    • Losartan 100mg or Atenolol 100mg; + hydrochlorothiazide 12.5mg
    • Losartan 100mg or Atenolol 100mg; + hydrochlorothiazide 12.5mg-25mg; + other antihypertensive treatment


Presented as Losartan vs Atenolol.
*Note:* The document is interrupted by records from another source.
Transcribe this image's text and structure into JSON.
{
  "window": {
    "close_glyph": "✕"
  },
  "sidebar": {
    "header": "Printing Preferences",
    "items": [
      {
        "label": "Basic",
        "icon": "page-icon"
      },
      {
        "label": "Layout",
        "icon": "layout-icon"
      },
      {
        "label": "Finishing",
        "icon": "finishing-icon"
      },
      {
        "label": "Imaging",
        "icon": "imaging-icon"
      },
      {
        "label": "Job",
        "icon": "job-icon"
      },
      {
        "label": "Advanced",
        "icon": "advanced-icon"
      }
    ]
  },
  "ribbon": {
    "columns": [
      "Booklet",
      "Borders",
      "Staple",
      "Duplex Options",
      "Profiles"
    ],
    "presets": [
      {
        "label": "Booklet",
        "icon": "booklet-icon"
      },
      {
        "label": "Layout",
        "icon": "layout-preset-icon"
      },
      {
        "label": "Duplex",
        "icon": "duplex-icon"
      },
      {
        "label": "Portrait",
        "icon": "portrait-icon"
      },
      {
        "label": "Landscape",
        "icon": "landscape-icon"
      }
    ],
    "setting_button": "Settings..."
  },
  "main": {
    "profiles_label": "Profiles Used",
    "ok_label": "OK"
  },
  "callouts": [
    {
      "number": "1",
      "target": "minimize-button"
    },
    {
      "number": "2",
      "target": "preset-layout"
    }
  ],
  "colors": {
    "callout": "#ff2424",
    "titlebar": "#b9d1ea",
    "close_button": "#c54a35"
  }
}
Hazard ratios adjusted for Framingham risk score and LVH unless otherwise specified.

Primary Outcome

Cardiovascular Morbidity (MI or stroke) and Cardiovascular Death
11% vs. 13% (HR = 0.87; p=0.02)

Secondary Outcomes

Unadjusted primary composite endpoint
11% vs. 13% (HR = 0.85; p=0.009)
5% vs. 7% (HR = 0.75; p=0.001)
New Onset Diabetes
6% vs. 8% (HR = 0.75; p=0.001)
Myocardial Infarction
4% vs. 4% (HR = 1.07; p=0.491)
Cardiovascular Mortality
4% vs. 5% (HR = 0.89,; P=0.206)

Rates of revascularization, admissions for angina, admissions for heart failure, total mortality, and resuscitated cardiac arrest did not differ between the two groups.

Subgroup Analysis

Primary Endpoint in Low Risk Patients (No Vascular Disease or Diabetes)
8% vs. 9% (RR = 0.82, p=0.03)

Adverse Events

  • All AE: Losartan < Atenolol (p<0.0001)
  • Drug Related: Losartan < Atenolol (p<0.0001)
  • Serious: p=NS
  • Serious, drug related: Losartan < Atenolol (p=0.006)

Statistically Significant Prespecified Adverse Events

  • Bradycardia: 1% vs. 9%
  • Cold extremities: 4% vs. 6%
  • Hypotension: 3% vs. 2%
  • Sexual dysfunction: 4% vs. 5%

Left Ventricular Hypertrophy

  • Reduction in Cornell voltage-duration product (mmxms): 290 vs. 124(P<0.0001)
  • Reduction in Sokolow-Lyon voltage (mm): 4.6 vs. 2.7 (P<0.0001)


  • sBP reduction: 30.2 vs. 29.1 (p=0.017)
  • dBP reduction: 16.6 vs. 16.8 (p=NS)
  • mean final BP: 144.1/81.3 (MAP 102.2) vs. 145.4/80.9 (MAP 102.4)
  • BP target achieved (<140/90): 48% vs. 45%
  • Heart Rate Reduction: -1.8 BPM vs. -7.7 BPM
  • Average drug dose: 82mg vs. 79mg
  • Adherence: 84% vs. 80%


  • Population included few non-white individuals
  • non-statistical increase in myocardial infarction in losartan group despite reduction in LVH
  • Increased drop-out and fewer patients proceeding to combination therapy in atenolol group[6]
  • Subgroup analysis reveals diabetic population had higher systolic pressure and lower diastolic pressure in atenolol group[6]


  • Funding provided by Merck
    • Study steering committee had free access to all data
    • Steering committee free to interpret data and write paper with statistics independently validated

Further Reading

  1. Mathew J, et al. "Reduction of cardiovascular risk by regression of electrocardiographic markers of left ventricular hypertrophy by the angiotensin-converting enzyme inhibitor ramipril." Circulation. 2001;104(14):1615-21.
  2. 2.0 2.1 James PA, et al. "2014 evidence-based guideline for the management of high blood pressure in adults: report from the panel members appointed to the Eighth Joint National Committee (JNC 8)." JAMA. 2014:311(5).
  3. Kizer JR, et al. Stroke reduction in hypertensive adults with cardiac hypertrophy randomized to losartan versus atenolol: the Losartan Intervention For Endpoint reduction in hypertension study." Hypertension. 2005;45(1)46-52.
  4. Wiysonge CS, et al. "Beta-blockers for hypertension." Cochrane Database Syst Rev. 2012;11:CD002003.
  5. Lindholm LH, et al. "Cardiovascular morbidity and mortality in patients with diabetes in the Losartan Intervention For Endpoint reduction in hypertension study (LIFE): a randomised trial against atenolol." Lancet. 2002;359(9311);1004-10.
  6. 6.0 6.1 Messerli FH. "The LIFE study: the straw that should break the camel's back." Eur Heart J. 2003;24(6):487-9.